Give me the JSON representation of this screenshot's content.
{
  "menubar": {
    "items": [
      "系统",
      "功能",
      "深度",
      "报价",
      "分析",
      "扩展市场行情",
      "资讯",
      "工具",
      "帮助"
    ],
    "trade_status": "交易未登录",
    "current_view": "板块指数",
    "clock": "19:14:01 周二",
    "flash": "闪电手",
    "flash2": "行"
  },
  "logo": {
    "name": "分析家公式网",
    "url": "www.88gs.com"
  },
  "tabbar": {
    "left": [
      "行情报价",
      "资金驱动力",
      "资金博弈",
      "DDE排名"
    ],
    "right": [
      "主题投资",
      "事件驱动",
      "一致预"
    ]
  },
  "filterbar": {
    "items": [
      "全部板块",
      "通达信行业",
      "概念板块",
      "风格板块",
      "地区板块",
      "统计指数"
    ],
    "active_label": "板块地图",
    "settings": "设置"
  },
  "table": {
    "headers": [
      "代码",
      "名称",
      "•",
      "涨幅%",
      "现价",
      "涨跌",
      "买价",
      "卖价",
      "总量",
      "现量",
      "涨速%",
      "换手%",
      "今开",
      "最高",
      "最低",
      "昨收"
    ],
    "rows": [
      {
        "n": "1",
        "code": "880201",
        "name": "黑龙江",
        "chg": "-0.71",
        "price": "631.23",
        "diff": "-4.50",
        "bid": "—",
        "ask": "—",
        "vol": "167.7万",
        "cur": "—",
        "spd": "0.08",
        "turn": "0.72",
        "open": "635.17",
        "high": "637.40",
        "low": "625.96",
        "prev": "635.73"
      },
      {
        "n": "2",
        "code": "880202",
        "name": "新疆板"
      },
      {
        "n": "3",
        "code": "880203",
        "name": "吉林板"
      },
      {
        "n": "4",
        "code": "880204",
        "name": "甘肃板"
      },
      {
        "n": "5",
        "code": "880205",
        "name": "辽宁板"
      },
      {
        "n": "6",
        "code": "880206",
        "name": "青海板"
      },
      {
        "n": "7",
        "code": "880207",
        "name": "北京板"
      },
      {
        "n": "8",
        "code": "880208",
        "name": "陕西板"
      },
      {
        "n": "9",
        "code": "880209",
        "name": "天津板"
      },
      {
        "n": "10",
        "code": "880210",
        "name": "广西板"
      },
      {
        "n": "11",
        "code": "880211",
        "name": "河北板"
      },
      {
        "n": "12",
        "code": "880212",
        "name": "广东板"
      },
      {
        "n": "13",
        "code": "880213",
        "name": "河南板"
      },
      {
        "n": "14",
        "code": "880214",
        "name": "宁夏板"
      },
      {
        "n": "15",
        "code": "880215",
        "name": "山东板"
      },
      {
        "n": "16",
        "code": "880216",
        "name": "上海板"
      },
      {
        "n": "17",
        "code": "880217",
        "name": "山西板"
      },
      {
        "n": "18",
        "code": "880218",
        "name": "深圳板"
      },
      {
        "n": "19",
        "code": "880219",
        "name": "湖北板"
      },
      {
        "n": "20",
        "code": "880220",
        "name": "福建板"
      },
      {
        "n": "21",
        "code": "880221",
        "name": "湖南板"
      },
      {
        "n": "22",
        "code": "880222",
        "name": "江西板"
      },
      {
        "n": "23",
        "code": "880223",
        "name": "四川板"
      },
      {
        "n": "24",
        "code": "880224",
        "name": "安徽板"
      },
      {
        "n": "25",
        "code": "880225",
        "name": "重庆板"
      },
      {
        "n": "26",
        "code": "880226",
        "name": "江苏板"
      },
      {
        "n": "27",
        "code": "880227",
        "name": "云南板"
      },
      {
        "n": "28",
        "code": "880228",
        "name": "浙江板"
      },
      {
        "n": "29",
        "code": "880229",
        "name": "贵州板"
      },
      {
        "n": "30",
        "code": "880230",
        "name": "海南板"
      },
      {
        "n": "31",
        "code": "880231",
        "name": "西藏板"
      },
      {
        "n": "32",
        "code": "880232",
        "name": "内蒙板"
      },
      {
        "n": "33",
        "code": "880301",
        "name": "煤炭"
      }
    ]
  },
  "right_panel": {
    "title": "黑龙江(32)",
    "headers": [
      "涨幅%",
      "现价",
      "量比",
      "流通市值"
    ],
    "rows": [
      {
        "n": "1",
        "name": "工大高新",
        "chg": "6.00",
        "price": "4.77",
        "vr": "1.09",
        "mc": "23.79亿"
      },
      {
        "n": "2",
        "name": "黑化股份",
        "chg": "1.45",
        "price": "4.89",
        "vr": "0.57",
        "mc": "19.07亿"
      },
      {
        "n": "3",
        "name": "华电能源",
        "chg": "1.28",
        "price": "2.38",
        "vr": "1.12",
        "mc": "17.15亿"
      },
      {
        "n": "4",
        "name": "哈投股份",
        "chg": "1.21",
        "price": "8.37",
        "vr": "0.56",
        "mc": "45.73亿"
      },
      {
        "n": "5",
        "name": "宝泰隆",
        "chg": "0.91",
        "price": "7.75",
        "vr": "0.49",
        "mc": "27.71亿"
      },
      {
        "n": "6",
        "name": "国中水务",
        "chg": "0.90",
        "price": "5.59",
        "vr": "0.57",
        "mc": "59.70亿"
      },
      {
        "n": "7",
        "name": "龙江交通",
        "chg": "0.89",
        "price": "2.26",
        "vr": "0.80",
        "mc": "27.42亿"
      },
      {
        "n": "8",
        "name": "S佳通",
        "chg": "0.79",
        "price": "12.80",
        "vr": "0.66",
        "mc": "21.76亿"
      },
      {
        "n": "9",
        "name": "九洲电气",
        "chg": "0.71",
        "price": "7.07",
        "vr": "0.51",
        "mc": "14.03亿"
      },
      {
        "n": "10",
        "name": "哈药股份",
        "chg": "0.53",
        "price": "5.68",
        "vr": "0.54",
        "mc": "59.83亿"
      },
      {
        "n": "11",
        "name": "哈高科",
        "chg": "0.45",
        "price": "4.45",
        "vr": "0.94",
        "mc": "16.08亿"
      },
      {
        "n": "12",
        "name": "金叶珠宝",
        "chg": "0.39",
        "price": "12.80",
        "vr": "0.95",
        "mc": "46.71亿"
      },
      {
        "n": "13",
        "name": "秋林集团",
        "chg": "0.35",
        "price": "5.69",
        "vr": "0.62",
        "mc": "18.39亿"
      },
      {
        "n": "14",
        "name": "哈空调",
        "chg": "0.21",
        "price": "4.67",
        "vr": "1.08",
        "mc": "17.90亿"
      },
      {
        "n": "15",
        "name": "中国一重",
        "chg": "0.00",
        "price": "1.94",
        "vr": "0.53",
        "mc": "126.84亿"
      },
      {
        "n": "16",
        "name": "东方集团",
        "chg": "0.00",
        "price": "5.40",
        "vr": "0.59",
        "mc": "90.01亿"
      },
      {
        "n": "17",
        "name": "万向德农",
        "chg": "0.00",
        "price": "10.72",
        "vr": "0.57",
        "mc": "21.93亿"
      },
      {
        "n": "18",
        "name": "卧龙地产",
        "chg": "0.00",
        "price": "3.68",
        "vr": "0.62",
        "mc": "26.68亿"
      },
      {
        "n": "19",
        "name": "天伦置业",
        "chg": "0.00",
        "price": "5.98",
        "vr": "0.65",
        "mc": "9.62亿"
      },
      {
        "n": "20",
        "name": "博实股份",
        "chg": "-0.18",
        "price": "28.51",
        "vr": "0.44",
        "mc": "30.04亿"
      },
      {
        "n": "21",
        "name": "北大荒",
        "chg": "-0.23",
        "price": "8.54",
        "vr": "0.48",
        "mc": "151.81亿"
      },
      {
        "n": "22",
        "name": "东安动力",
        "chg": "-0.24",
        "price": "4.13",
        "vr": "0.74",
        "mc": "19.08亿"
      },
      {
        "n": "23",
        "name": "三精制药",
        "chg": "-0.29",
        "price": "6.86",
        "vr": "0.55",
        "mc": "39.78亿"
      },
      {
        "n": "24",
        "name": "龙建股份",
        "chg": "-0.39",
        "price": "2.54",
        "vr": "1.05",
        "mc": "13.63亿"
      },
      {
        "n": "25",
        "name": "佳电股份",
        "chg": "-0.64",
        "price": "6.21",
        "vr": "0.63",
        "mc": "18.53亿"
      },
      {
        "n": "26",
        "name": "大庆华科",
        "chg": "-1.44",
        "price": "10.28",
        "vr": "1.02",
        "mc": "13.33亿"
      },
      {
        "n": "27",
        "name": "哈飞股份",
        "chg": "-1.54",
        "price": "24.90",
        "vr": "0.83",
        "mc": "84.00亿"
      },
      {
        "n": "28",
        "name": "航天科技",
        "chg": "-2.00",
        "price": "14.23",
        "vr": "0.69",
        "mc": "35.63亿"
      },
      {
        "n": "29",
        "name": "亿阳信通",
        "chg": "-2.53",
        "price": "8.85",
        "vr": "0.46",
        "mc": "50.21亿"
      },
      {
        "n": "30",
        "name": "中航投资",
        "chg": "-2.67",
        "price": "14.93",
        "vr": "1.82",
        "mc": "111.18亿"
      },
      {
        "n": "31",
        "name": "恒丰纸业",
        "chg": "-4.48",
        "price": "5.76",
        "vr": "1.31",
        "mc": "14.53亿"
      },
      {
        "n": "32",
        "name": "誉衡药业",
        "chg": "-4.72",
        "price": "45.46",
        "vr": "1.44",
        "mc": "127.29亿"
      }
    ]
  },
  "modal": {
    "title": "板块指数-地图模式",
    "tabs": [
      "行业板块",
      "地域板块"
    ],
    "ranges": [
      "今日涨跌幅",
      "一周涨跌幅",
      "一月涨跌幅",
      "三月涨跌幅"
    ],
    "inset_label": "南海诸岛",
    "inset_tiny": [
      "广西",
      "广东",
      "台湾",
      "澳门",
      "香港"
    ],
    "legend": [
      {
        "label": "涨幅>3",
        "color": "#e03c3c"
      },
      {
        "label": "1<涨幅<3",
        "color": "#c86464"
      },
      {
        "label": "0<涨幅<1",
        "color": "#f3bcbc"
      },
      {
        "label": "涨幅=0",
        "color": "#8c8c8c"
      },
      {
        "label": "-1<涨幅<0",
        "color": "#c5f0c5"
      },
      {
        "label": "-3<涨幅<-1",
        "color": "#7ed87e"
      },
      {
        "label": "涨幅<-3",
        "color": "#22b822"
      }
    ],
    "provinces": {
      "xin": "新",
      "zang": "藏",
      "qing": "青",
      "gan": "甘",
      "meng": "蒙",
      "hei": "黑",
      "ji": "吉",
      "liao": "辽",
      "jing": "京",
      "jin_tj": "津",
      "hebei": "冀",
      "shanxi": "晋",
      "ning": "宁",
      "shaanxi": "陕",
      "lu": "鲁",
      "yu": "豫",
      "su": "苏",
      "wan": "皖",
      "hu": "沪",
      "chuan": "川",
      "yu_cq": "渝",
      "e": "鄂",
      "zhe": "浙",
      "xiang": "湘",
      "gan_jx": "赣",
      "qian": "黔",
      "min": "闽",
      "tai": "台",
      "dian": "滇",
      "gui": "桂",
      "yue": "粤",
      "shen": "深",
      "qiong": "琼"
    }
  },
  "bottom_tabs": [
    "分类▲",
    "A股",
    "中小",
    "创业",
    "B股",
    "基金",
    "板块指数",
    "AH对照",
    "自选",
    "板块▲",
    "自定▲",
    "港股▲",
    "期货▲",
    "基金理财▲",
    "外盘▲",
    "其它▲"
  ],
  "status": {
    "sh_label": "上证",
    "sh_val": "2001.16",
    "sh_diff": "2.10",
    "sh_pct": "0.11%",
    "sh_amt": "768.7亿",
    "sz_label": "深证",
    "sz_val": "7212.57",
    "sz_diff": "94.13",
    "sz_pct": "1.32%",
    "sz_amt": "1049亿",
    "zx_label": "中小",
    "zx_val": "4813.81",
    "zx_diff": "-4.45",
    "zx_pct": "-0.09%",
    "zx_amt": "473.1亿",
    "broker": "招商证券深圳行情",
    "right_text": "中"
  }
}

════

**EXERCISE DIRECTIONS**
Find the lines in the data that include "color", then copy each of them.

**EXERCISE RESPONSE**
        "color": "#e03c3c"
        "color": "#c86464"
        "color": "#f3bcbc"
        "color": "#8c8c8c"
        "color": "#c5f0c5"
        "color": "#7ed87e"
        "color": "#22b822"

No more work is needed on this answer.